Web MD -- You just found out that your glowing engine light means another repair bill. That will strain your checking account, which you've already been juggling like a circus performer.
The repair shop vending machine stands nearby, offering sweet, fatty, crunchy and salty snacks. You make your choice, hoping to banish worry with high-calorie help, even though you're not really hungry.
Yet a candy bar or bag of chips gives only a momentary boost to sagging spirits. Refined sugars and starches in most packaged snack foods "make you feel better for a minute, then worse," says Bethany Thayer, MS, RD, director of wellness programs and strategies at the Henry Ford Health System in Detroit and a spokesperson for the American Dietetic Association.
When you feel tense, stress eating or emotional eating seem to be triggered like an automatic response. That's especially so if your body reacts strongly to stress-released hormones. A 2010 study from the University of Michigan showed that when levels of the stress hormone cortisol, were boosted in healthy, non-stressed adults, they ate more snack foods.
Indeed, stress may increase your desire for doughnuts, ice cream, and other high-fat or sugary foods. You also are likely to eat fewer regular meals and fewer vegetables. That may be why you grab a handful of cookies during stressful moments instead of healthy snacks such as baby carrots or a few almonds. Not surprising, then, that stress eaters gain weight more often than those who aren't stress eaters.
"Emotional or stress eating soon becomes a habit that changes how you eat regularly," Thayer says. Healthy eating and good nutrition disappear as your daily meal plan starts looking like the menu for a Cub Scout sleepover.
"The food drives your behavior and your behavior drives your food choice," says Susan Kleiner, PhD, RD, a specialist in nutrition and human performance and author of The Good Mood Diet. "You are stuck until you put your foot down."
You can break the stress eating cycle and enjoy a healthful diet, even if difficult times continue, with these effective ideas:

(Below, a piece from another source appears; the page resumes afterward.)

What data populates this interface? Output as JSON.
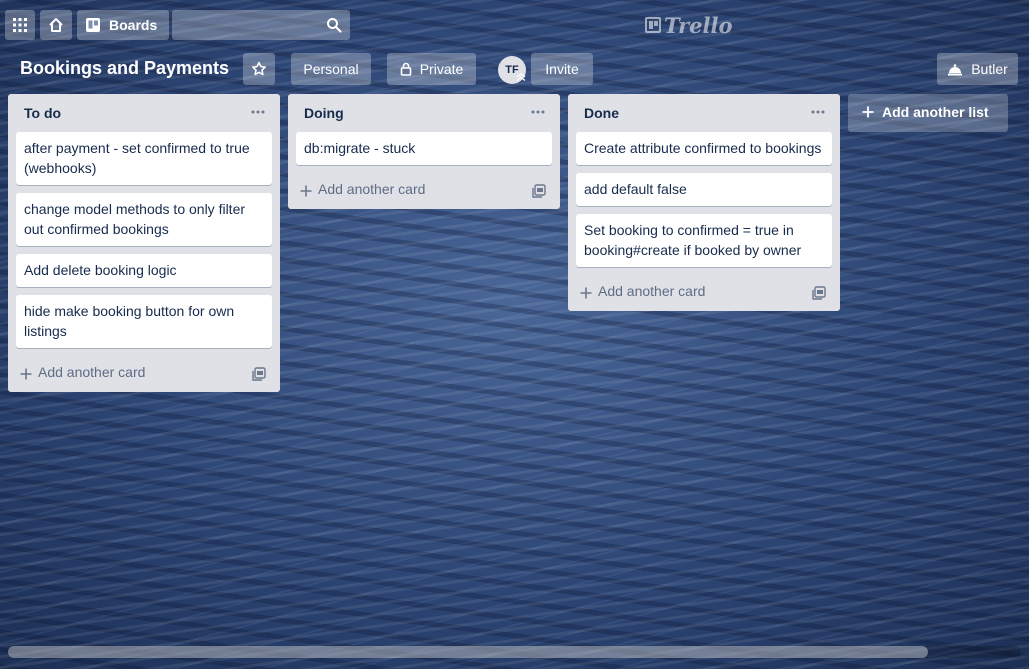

Instead of eating, try one of the solutions mentioned above. Add it to your action choices if it works or try a different one next time. By finding healthier alternatives, you'll feel more in control. Then you'll be more prepared for the next step: "You have to figure out what's causing the stress and work to alleviate that," Thayer says.